## EXERCISE
Restate, word for word, each entry that follows, but skip its pictures.

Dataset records
#####
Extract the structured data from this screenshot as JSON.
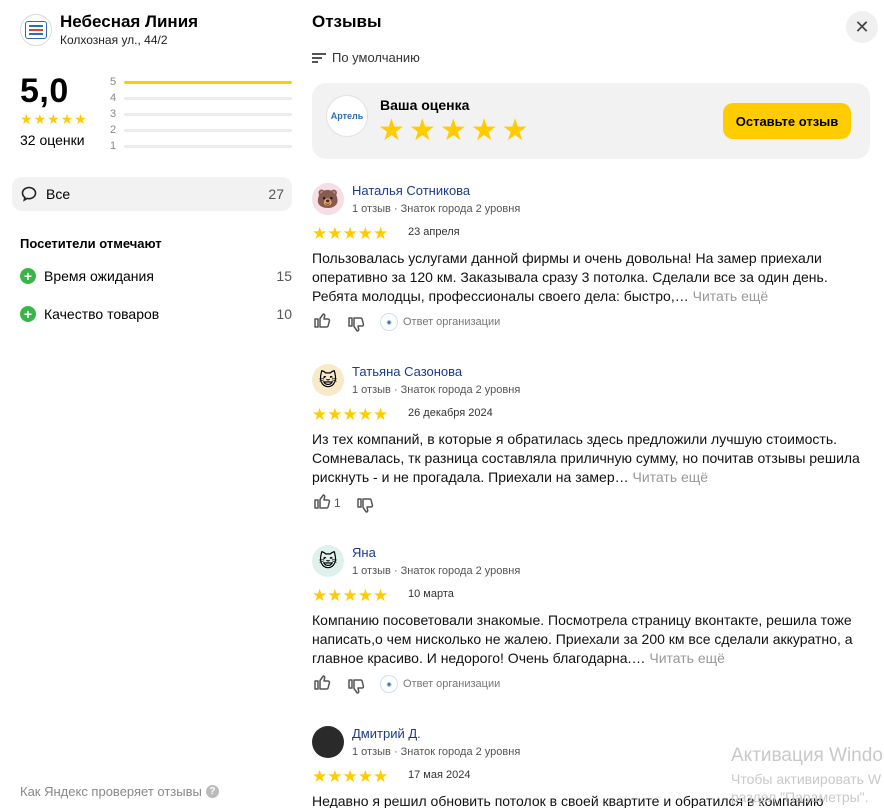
{
  "organization": {
    "name": "Небесная Линия",
    "address": "Колхозная ул., 44/2",
    "logo_icon": "company-logo"
  },
  "rating": {
    "value": "5,0",
    "stars": 5,
    "count_label": "32 оценки",
    "distribution": [
      {
        "label": "5",
        "fraction": 1.0
      },
      {
        "label": "4",
        "fraction": 0.0
      },
      {
        "label": "3",
        "fraction": 0.0
      },
      {
        "label": "2",
        "fraction": 0.0
      },
      {
        "label": "1",
        "fraction": 0.0
      }
    ]
  },
  "filters": {
    "all_label": "Все",
    "all_count": "27",
    "visitors_title": "Посетители отмечают",
    "tags": [
      {
        "label": "Время ожидания",
        "count": "15"
      },
      {
        "label": "Качество товаров",
        "count": "10"
      }
    ]
  },
  "footer": {
    "how_check": "Как Яндекс проверяет отзывы"
  },
  "reviews_panel": {
    "title": "Отзывы",
    "sort_label": "По умолчанию",
    "your_rating": {
      "title": "Ваша оценка",
      "logo_text": "Артель",
      "stars": 5,
      "button": "Оставьте отзыв"
    }
  },
  "reviews": [
    {
      "author": "Наталья Сотникова",
      "meta": "1 отзыв · Знаток города 2 уровня",
      "avatar": "bear-emoji",
      "avatar_glyph": "🐻",
      "avatar_bg": "#f6dde6",
      "stars": 5,
      "date": "23 апреля",
      "text": "Пользовалась услугами данной фирмы и очень довольна! На замер приехали оперативно за 120 км. Заказывала сразу 3 потолка. Сделали все за один день. Ребята молодцы, профессионалы своего дела: быстро,…",
      "more": "Читать ещё",
      "likes": "",
      "org_reply": "Ответ организации"
    },
    {
      "author": "Татьяна Сазонова",
      "meta": "1 отзыв · Знаток города 2 уровня",
      "avatar": "cat-emoji",
      "avatar_glyph": "😺",
      "avatar_bg": "#f8e9c9",
      "stars": 5,
      "date": "26 декабря 2024",
      "text": "Из тех компаний, в которые я обратилась здесь предложили лучшую стоимость. Сомневалась, тк разница составляла приличную сумму, но почитав отзывы решила рискнуть - и не прогадала. Приехали на замер…",
      "more": "Читать ещё",
      "likes": "1",
      "org_reply": ""
    },
    {
      "author": "Яна",
      "meta": "1 отзыв · Знаток города 2 уровня",
      "avatar": "cat-emoji",
      "avatar_glyph": "😺",
      "avatar_bg": "#dff1ec",
      "stars": 5,
      "date": "10 марта",
      "text": "Компанию посоветовали знакомые. Посмотрела страницу вконтакте, решила тоже написать,о чем нисколько не жалею. Приехали за 200 км все сделали аккуратно, а главное красиво. И недорого! Очень благодарна.…",
      "more": "Читать ещё",
      "likes": "",
      "org_reply": "Ответ организации"
    },
    {
      "author": "Дмитрий Д.",
      "meta": "1 отзыв · Знаток города 2 уровня",
      "avatar": "user-photo",
      "avatar_glyph": "",
      "avatar_bg": "#2a2a2a",
      "stars": 5,
      "date": "17 мая 2024",
      "text": "Недавно я решил обновить потолок в своей квартите и обратился в компанию",
      "more": "",
      "likes": "",
      "org_reply": ""
    }
  ],
  "watermark": {
    "line1": "Активация Windo",
    "line2": "Чтобы активировать W",
    "line3": "раздел \"Параметры\"."
  },
  "colors": {
    "accent": "#ffcc00",
    "link": "#1a3a8a",
    "tag_plus": "#3bb54a"
  }
}
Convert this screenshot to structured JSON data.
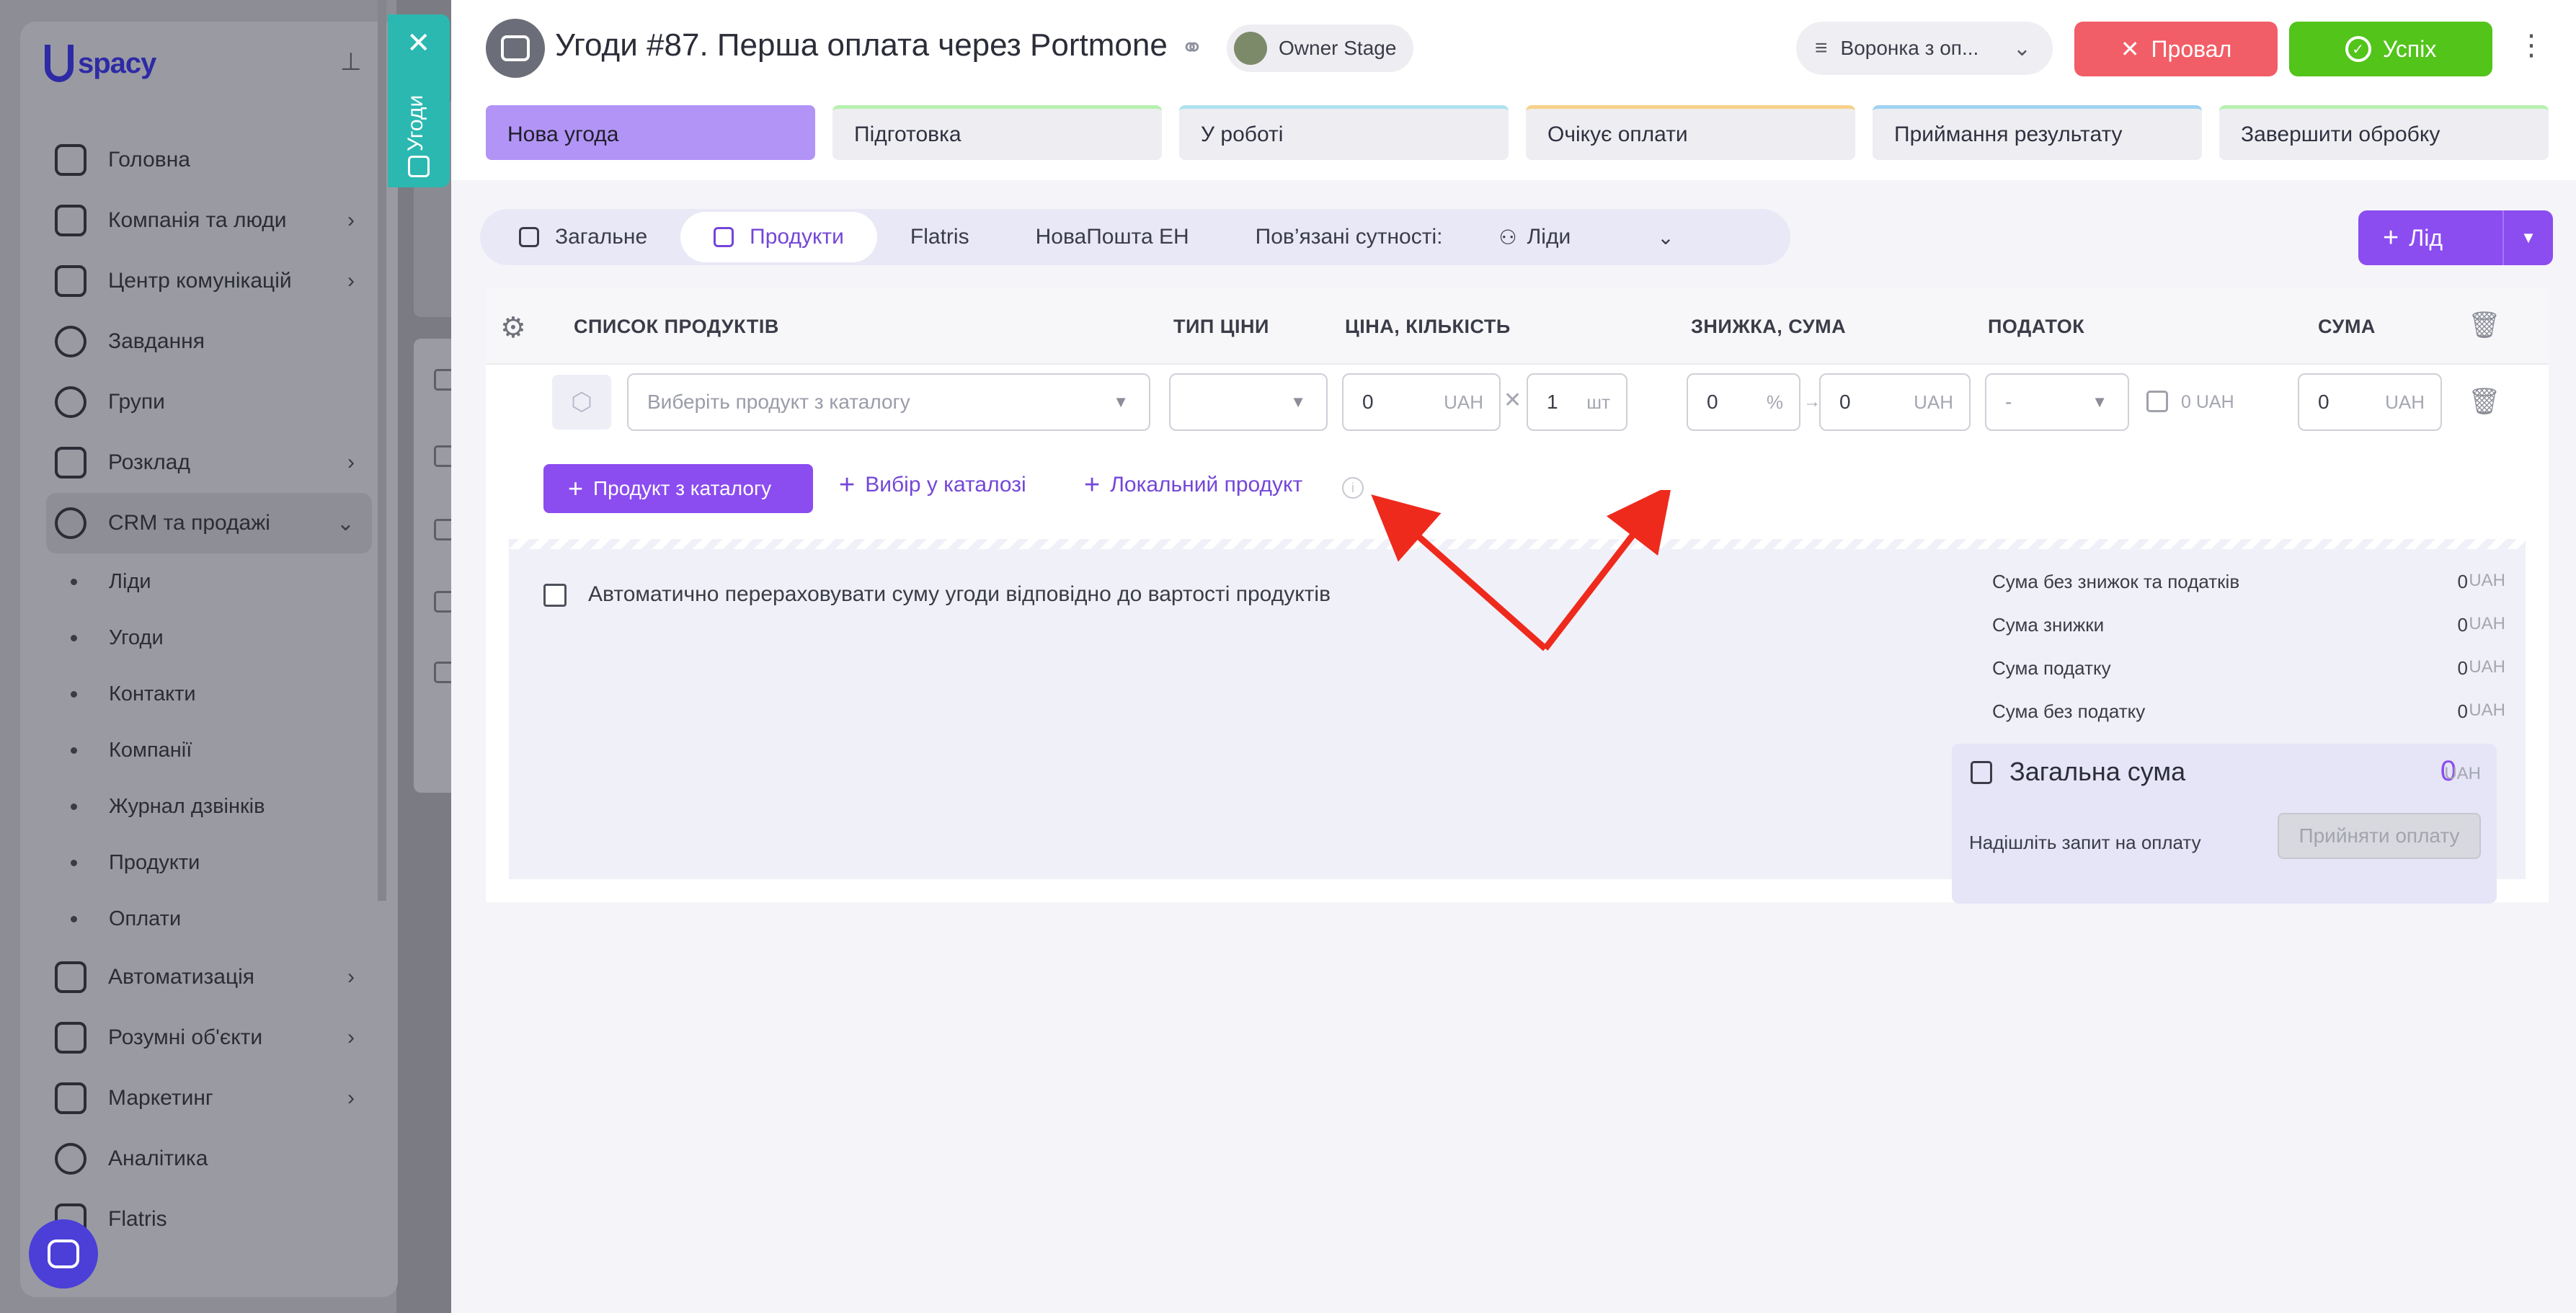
{
  "sidebar": {
    "logo": "spacy",
    "items": [
      {
        "label": "Головна"
      },
      {
        "label": "Компанія та люди"
      },
      {
        "label": "Центр комунікацій"
      },
      {
        "label": "Завдання"
      },
      {
        "label": "Групи"
      },
      {
        "label": "Розклад"
      },
      {
        "label": "CRM та продажі"
      }
    ],
    "crm_sub": [
      "Ліди",
      "Угоди",
      "Контакти",
      "Компанії",
      "Журнал дзвінків",
      "Продукти",
      "Оплати"
    ],
    "items_bottom": [
      {
        "label": "Автоматизація"
      },
      {
        "label": "Розумні об'єкти"
      },
      {
        "label": "Маркетинг"
      },
      {
        "label": "Аналітика"
      },
      {
        "label": "Flatris"
      }
    ]
  },
  "vertical_tab": {
    "label": "Угоди",
    "close": "✕"
  },
  "header": {
    "title": "Угоди #87. Перша оплата через Portmone",
    "owner": "Owner Stage",
    "funnel": "Воронка з оп...",
    "fail_label": "Провал",
    "success_label": "Успіх"
  },
  "stages": [
    "Нова угода",
    "Підготовка",
    "У роботі",
    "Очікує оплати",
    "Приймання результату",
    "Завершити обробку"
  ],
  "tabs": {
    "general": "Загальне",
    "products": "Продукти",
    "flatris": "Flatris",
    "nova": "НоваПошта ЕН",
    "related": "Пов’язані сутності:",
    "leads": "Ліди"
  },
  "lead_button": "Лід",
  "table": {
    "col_products": "СПИСОК ПРОДУКТІВ",
    "col_price_type": "ТИП ЦІНИ",
    "col_price_qty": "ЦІНА, КІЛЬКІСТЬ",
    "col_discount": "ЗНИЖКА, СУМА",
    "col_tax": "ПОДАТОК",
    "col_sum": "СУМА",
    "row": {
      "product_placeholder": "Виберіть продукт з каталогу",
      "price": "0",
      "price_unit": "UAH",
      "qty": "1",
      "qty_unit": "шт",
      "discount": "0",
      "discount_unit": "%",
      "discount_sum": "0",
      "discount_sum_unit": "UAH",
      "tax": "-",
      "tax_value": "0 UAH",
      "sum": "0",
      "sum_unit": "UAH"
    }
  },
  "actions": {
    "from_catalog": "Продукт з каталогу",
    "choose_catalog": "Вибір у каталозі",
    "local_product": "Локальний продукт"
  },
  "summary": {
    "auto_recalc": "Автоматично перераховувати суму угоди відповідно до вартості продуктів",
    "rows": [
      {
        "label": "Сума без знижок та податків",
        "value": "0",
        "unit": "UAH"
      },
      {
        "label": "Сума знижки",
        "value": "0",
        "unit": "UAH"
      },
      {
        "label": "Сума податку",
        "value": "0",
        "unit": "UAH"
      },
      {
        "label": "Сума без податку",
        "value": "0",
        "unit": "UAH"
      }
    ],
    "total_label": "Загальна сума",
    "total_value": "0",
    "total_unit": "UAH",
    "payment_request": "Надішліть запит на оплату",
    "accept_payment": "Прийняти оплату"
  },
  "colors": {
    "accent": "#8b4cf0",
    "fail": "#f25e67",
    "success": "#52c41a",
    "teal_tab": "#2bb8b1",
    "annotation": "#ee2a1d"
  }
}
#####
## ANSWER SPACE
Extract the structured data from this screenshot as JSON.
{
  "organization": {
    "name": "Небесная Линия",
    "address": "Колхозная ул., 44/2",
    "logo_icon": "company-logo"
  },
  "rating": {
    "value": "5,0",
    "stars": 5,
    "count_label": "32 оценки",
    "distribution": [
      {
        "label": "5",
        "fraction": 1.0
      },
      {
        "label": "4",
        "fraction": 0.0
      },
      {
        "label": "3",
        "fraction": 0.0
      },
      {
        "label": "2",
        "fraction": 0.0
      },
      {
        "label": "1",
        "fraction": 0.0
      }
    ]
  },
  "filters": {
    "all_label": "Все",
    "all_count": "27",
    "visitors_title": "Посетители отмечают",
    "tags": [
      {
        "label": "Время ожидания",
        "count": "15"
      },
      {
        "label": "Качество товаров",
        "count": "10"
      }
    ]
  },
  "footer": {
    "how_check": "Как Яндекс проверяет отзывы"
  },
  "reviews_panel": {
    "title": "Отзывы",
    "sort_label": "По умолчанию",
    "your_rating": {
      "title": "Ваша оценка",
      "logo_text": "Артель",
      "stars": 5,
      "button": "Оставьте отзыв"
    }
  },
  "reviews": [
    {
      "author": "Наталья Сотникова",
      "meta": "1 отзыв · Знаток города 2 уровня",
      "avatar": "bear-emoji",
      "avatar_glyph": "🐻",
      "avatar_bg": "#f6dde6",
      "stars": 5,
      "date": "23 апреля",
      "text": "Пользовалась услугами данной фирмы и очень довольна! На замер приехали оперативно за 120 км. Заказывала сразу 3 потолка. Сделали все за один день. Ребята молодцы, профессионалы своего дела: быстро,…",
      "more": "Читать ещё",
      "likes": "",
      "org_reply": "Ответ организации"
    },
    {
      "author": "Татьяна Сазонова",
      "meta": "1 отзыв · Знаток города 2 уровня",
      "avatar": "cat-emoji",
      "avatar_glyph": "😺",
      "avatar_bg": "#f8e9c9",
      "stars": 5,
      "date": "26 декабря 2024",
      "text": "Из тех компаний, в которые я обратилась здесь предложили лучшую стоимость. Сомневалась, тк разница составляла приличную сумму, но почитав отзывы решила рискнуть - и не прогадала. Приехали на замер…",
      "more": "Читать ещё",
      "likes": "1",
      "org_reply": ""
    },
    {
      "author": "Яна",
      "meta": "1 отзыв · Знаток города 2 уровня",
      "avatar": "cat-emoji",
      "avatar_glyph": "😺",
      "avatar_bg": "#dff1ec",
      "stars": 5,
      "date": "10 марта",
      "text": "Компанию посоветовали знакомые. Посмотрела страницу вконтакте, решила тоже написать,о чем нисколько не жалею. Приехали за 200 км все сделали аккуратно, а главное красиво. И недорого! Очень благодарна.…",
      "more": "Читать ещё",
      "likes": "",
      "org_reply": "Ответ организации"
    },
    {
      "author": "Дмитрий Д.",
      "meta": "1 отзыв · Знаток города 2 уровня",
      "avatar": "user-photo",
      "avatar_glyph": "",
      "avatar_bg": "#2a2a2a",
      "stars": 5,
      "date": "17 мая 2024",
      "text": "Недавно я решил обновить потолок в своей квартите и обратился в компанию",
      "more": "",
      "likes": "",
      "org_reply": ""
    }
  ],
  "watermark": {
    "line1": "Активация Windo",
    "line2": "Чтобы активировать W",
    "line3": "раздел \"Параметры\"."
  },
  "colors": {
    "accent": "#ffcc00",
    "link": "#1a3a8a",
    "tag_plus": "#3bb54a"
  }
}
Convert this screenshot to structured JSON data.
{
  "sidebar": {
    "logo": "spacy",
    "items": [
      {
        "label": "Головна"
      },
      {
        "label": "Компанія та люди"
      },
      {
        "label": "Центр комунікацій"
      },
      {
        "label": "Завдання"
      },
      {
        "label": "Групи"
      },
      {
        "label": "Розклад"
      },
      {
        "label": "CRM та продажі"
      }
    ],
    "crm_sub": [
      "Ліди",
      "Угоди",
      "Контакти",
      "Компанії",
      "Журнал дзвінків",
      "Продукти",
      "Оплати"
    ],
    "items_bottom": [
      {
        "label": "Автоматизація"
      },
      {
        "label": "Розумні об'єкти"
      },
      {
        "label": "Маркетинг"
      },
      {
        "label": "Аналітика"
      },
      {
        "label": "Flatris"
      }
    ]
  },
  "vertical_tab": {
    "label": "Угоди",
    "close": "✕"
  },
  "header": {
    "title": "Угоди #87. Перша оплата через Portmone",
    "owner": "Owner Stage",
    "funnel": "Воронка з оп...",
    "fail_label": "Провал",
    "success_label": "Успіх"
  },
  "stages": [
    "Нова угода",
    "Підготовка",
    "У роботі",
    "Очікує оплати",
    "Приймання результату",
    "Завершити обробку"
  ],
  "tabs": {
    "general": "Загальне",
    "products": "Продукти",
    "flatris": "Flatris",
    "nova": "НоваПошта ЕН",
    "related": "Пов’язані сутності:",
    "leads": "Ліди"
  },
  "lead_button": "Лід",
  "table": {
    "col_products": "СПИСОК ПРОДУКТІВ",
    "col_price_type": "ТИП ЦІНИ",
    "col_price_qty": "ЦІНА, КІЛЬКІСТЬ",
    "col_discount": "ЗНИЖКА, СУМА",
    "col_tax": "ПОДАТОК",
    "col_sum": "СУМА",
    "row": {
      "product_placeholder": "Виберіть продукт з каталогу",
      "price": "0",
      "price_unit": "UAH",
      "qty": "1",
      "qty_unit": "шт",
      "discount": "0",
      "discount_unit": "%",
      "discount_sum": "0",
      "discount_sum_unit": "UAH",
      "tax": "-",
      "tax_value": "0 UAH",
      "sum": "0",
      "sum_unit": "UAH"
    }
  },
  "actions": {
    "from_catalog": "Продукт з каталогу",
    "choose_catalog": "Вибір у каталозі",
    "local_product": "Локальний продукт"
  },
  "summary": {
    "auto_recalc": "Автоматично перераховувати суму угоди відповідно до вартості продуктів",
    "rows": [
      {
        "label": "Сума без знижок та податків",
        "value": "0",
        "unit": "UAH"
      },
      {
        "label": "Сума знижки",
        "value": "0",
        "unit": "UAH"
      },
      {
        "label": "Сума податку",
        "value": "0",
        "unit": "UAH"
      },
      {
        "label": "Сума без податку",
        "value": "0",
        "unit": "UAH"
      }
    ],
    "total_label": "Загальна сума",
    "total_value": "0",
    "total_unit": "UAH",
    "payment_request": "Надішліть запит на оплату",
    "accept_payment": "Прийняти оплату"
  },
  "colors": {
    "accent": "#8b4cf0",
    "fail": "#f25e67",
    "success": "#52c41a",
    "teal_tab": "#2bb8b1",
    "annotation": "#ee2a1d"
  }
}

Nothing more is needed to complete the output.